What’s really impressive though is how the restoration has woven its magic, to the point that it’s quite difficult to believe that this was all once being used as offices. There are still offices in the building, on the upper floors where the family used to sleep and servants lived, but the great staterooms are all looking as great as they were when first built.
Once you’ve done the house, there’s a chance to wander around the modest but pleasant garden. Designed to be seen from the terrace that faces Green Park, there’s a step of steps that take you down to have a wander around.
A quirk is that the house is owned by the Spencers, but the garden is owned by the Royal Parks.

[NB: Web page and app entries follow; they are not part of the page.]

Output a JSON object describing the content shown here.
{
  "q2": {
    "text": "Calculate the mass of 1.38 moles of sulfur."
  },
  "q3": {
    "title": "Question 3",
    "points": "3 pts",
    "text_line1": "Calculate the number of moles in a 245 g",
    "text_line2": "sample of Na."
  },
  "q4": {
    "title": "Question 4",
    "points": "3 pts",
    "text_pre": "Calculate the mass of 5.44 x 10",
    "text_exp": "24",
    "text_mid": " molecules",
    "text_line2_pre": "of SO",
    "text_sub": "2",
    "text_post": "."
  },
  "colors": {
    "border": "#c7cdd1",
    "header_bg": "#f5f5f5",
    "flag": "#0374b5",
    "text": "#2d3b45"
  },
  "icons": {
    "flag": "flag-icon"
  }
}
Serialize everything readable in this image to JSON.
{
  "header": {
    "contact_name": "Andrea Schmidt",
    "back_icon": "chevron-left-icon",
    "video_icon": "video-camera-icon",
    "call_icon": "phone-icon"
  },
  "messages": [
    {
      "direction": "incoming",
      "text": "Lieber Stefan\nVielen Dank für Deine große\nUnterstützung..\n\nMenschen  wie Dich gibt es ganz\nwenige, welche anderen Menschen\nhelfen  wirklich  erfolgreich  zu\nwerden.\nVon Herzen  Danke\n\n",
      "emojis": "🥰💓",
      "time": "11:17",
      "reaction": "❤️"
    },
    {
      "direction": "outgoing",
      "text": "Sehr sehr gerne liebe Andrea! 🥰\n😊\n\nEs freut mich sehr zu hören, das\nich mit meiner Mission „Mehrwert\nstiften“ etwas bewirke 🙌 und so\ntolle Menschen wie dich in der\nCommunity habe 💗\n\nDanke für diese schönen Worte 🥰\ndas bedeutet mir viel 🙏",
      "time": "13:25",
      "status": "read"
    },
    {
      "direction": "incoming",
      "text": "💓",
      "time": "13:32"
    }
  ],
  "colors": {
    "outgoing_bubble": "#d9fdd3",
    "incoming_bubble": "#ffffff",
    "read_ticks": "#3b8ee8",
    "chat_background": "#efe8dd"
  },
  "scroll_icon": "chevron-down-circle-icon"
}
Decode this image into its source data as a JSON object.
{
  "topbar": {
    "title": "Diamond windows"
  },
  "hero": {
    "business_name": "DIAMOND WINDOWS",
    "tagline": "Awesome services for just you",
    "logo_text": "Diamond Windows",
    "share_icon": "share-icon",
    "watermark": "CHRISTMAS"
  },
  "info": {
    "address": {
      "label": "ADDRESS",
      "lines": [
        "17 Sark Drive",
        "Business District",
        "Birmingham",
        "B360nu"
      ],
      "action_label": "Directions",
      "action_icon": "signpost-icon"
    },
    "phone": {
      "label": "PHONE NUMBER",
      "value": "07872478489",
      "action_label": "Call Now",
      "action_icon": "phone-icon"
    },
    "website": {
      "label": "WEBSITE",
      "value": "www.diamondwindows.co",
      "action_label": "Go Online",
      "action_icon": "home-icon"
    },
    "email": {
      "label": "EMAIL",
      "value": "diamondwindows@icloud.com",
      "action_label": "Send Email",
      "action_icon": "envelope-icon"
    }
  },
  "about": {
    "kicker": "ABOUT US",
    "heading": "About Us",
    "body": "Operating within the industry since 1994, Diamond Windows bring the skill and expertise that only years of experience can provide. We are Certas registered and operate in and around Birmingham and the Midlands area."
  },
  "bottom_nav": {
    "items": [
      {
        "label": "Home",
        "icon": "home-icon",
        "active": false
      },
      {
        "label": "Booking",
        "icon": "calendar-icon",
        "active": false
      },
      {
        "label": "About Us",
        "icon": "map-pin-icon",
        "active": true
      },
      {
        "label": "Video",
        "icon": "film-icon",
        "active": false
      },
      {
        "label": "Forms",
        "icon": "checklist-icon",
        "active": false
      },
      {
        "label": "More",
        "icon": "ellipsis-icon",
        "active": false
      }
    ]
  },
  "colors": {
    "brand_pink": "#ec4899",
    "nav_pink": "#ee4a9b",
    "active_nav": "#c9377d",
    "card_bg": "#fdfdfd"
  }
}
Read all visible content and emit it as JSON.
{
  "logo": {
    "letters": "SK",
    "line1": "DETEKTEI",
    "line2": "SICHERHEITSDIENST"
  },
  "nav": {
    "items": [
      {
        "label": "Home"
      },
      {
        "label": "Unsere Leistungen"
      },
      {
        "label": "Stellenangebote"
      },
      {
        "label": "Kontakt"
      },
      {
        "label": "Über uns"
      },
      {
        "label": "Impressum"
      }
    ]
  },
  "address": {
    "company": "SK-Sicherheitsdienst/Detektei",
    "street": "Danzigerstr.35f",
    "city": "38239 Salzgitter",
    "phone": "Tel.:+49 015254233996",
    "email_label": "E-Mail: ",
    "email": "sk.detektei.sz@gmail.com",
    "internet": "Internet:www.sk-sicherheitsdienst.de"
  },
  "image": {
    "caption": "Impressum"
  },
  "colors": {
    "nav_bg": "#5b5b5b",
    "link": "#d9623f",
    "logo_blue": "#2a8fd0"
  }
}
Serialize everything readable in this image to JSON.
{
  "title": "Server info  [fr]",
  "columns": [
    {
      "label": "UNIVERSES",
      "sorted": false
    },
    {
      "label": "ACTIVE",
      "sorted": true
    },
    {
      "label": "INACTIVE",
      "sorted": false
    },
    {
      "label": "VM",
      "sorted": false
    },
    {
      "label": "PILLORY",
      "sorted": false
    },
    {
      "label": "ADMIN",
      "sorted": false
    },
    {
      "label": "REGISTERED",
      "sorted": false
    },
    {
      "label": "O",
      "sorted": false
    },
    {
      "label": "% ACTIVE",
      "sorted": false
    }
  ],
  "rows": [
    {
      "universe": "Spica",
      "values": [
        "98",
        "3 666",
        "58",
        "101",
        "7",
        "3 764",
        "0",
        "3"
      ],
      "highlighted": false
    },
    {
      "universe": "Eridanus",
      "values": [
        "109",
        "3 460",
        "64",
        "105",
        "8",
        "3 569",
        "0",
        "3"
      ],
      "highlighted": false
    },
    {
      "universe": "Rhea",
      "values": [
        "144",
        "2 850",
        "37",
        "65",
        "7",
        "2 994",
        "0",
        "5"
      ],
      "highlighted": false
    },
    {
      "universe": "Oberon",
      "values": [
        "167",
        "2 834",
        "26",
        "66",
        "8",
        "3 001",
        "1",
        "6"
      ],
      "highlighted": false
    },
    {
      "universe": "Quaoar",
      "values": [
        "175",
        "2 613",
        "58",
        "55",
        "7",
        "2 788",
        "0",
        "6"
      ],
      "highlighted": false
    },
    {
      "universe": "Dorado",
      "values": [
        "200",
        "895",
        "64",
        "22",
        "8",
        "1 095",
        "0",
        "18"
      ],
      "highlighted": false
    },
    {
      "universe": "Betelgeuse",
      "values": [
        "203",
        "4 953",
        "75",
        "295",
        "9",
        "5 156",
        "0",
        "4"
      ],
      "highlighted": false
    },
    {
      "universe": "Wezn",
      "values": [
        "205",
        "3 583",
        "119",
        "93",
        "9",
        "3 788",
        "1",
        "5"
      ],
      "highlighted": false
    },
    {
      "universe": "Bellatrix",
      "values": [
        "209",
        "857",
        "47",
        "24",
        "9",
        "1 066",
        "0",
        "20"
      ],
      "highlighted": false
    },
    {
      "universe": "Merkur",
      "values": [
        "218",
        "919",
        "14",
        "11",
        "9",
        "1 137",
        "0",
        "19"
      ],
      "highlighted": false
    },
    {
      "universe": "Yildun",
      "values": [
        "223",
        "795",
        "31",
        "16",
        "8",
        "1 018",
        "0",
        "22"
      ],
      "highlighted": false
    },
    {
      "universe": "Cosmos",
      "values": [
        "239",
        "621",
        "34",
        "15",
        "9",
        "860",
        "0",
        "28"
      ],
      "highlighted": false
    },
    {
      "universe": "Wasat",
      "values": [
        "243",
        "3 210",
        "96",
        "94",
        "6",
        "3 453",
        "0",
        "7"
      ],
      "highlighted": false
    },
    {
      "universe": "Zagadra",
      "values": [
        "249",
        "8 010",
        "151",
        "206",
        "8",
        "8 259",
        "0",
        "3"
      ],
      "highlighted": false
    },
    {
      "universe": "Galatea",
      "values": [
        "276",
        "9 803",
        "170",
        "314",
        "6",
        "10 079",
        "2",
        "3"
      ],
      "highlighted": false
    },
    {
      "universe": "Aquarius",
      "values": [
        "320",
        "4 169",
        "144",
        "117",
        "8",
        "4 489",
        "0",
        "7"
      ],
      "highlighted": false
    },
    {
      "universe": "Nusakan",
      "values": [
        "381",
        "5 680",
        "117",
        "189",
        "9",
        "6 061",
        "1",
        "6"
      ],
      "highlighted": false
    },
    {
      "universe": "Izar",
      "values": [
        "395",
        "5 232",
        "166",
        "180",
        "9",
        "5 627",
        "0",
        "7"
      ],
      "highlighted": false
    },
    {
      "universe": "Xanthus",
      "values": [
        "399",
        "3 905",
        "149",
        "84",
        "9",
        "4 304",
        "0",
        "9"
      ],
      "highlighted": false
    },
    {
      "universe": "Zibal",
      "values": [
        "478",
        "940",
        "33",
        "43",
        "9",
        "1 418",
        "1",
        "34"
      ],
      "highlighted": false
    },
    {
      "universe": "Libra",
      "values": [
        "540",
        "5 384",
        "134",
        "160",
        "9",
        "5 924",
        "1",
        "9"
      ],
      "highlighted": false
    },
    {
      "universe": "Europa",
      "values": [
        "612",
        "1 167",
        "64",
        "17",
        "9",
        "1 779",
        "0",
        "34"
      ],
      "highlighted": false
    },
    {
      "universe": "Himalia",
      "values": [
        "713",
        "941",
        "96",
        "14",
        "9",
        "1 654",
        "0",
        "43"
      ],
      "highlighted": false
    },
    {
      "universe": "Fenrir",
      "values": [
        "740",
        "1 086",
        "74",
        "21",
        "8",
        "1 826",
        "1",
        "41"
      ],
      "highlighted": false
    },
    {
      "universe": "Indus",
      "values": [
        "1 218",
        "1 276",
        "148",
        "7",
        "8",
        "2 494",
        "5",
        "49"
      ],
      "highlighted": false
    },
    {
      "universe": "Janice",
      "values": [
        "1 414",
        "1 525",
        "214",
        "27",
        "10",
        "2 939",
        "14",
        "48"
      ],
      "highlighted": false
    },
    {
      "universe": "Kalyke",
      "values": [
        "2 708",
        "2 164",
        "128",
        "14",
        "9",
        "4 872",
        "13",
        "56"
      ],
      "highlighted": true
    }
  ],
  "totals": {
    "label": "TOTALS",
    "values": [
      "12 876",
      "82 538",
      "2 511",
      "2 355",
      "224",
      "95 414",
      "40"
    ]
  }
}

This is because this row of grand houses originally fronted directly onto the park, but it was later agreed to fence off a bit of the park for the houses to have private gardens. But the land still belongs to the Royal Park, not the Spencers.
On a personal basis, I would have liked a bit more about the house, but as you’re inside looking mostly at furniture and paintings, the tour understandably focused mostly on those. Considering that the Rothchilds only hold a lease on the building, albeit a very long one, they didn’t have to restore it to its full glory, but they have, and now we get to enjoy it. However, it’s not a well-known place to visit, and I bet if you did a straw poll amongst friends, few will have heard of it. So that’s your reason to pay a visit.
Spencer House is open every Sunday (except during August) from 10am to 4.30pm.
The house tour and garden takes about 90 minutes and while you can turn up and join a tour if there are spaces, it’s wiser to book one in advance from here.
There’s also a guidebook available for £6.
Getting to Spencer House
If coming from Green Park tube station, the easiest way to Spencer House is to leave by the exit leading into Green Park and walk down the path a bit until you spot an alleyway gap in the fence leading to a passage under the houses. Head down here, and at the other end, turn right, and Spencer House is in front of you at the end of the road.
Otherwise, head to St James’s Street, and you want to look for the side road, St James’s Place and Spencer House is at the end of the road.